Isaiah enjoyed an authority proportionate to his gifts. We learn from history how great this authority was during his life, especially under the reign of Hezekiah. Several of his most definite prophecies were fulfilled while he was yet alive; for instance, the overthrow of the kingdoms of Syria and Israel; the invasion of the Assyrians, and the divine deliverance from it; the prolongation of life granted to Hezekiah; and several predictions against foreign nations. Isaiah is honorably mentioned in the historical books. The later prophets, especially Nahum, Habakkuk, Zephaniah, Jeremiah, Haggai, Zechariah, and Malachi, clearly prove that his book was diligently read, and that his prophecies were attentively studied.
The authority of the prophet greatly increased after the fulfillment of his prophecies by the Babylonian exile, the victories of Cyrus, and the deliverance of the covenant-people. Even Cyrus (according to the above-mentioned account in Josephus, Antiq. xi. 1, 1-2) was induced to set the Jews at liberty by the prophecies of Isaiah concerning himself. This prediction of Isaiah made so deep an impression upon him that he probably took from it the name by which he is generally known in history. Jesus Sirach () bestows splendid praise upon Isaiah, and both Philo and Josephus speak of him with great veneration. He attained the highest degree of authority after the times of the New Testament had proved the most important part of his prophecies, namely, the Messianic, to be divine. Christ and the Apostles quote no prophecies so frequently as those of Isaiah, in order to prove that He who had appeared was one and the same with Him who had been promised. The fathers of the church abound in praises of Isaiah.

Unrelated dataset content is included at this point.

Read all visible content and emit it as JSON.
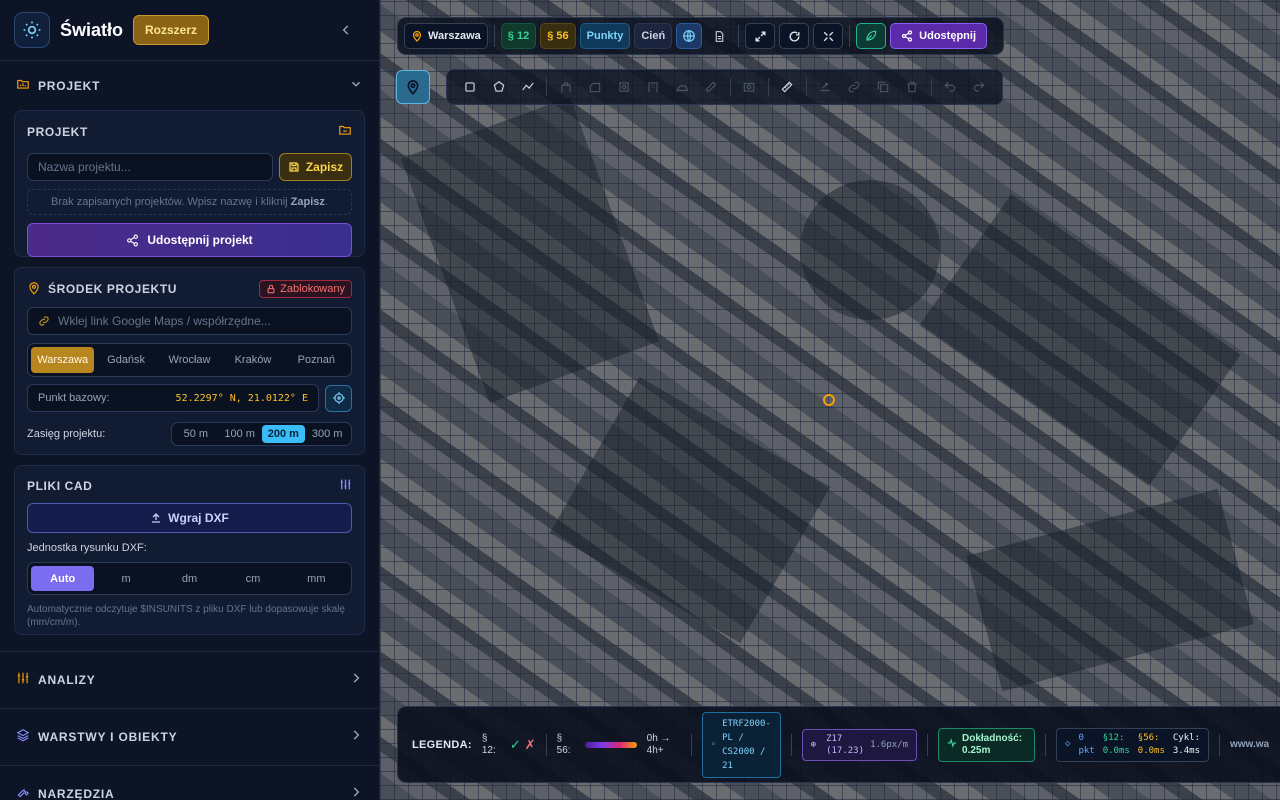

Kitto, John, ed. Entry for 'Isaiah'. "Kitto's Popular Cyclopedia of Biblical Literature". https://www.studylight.org/encyclopedias/eng/kbe/i/isaiah.html.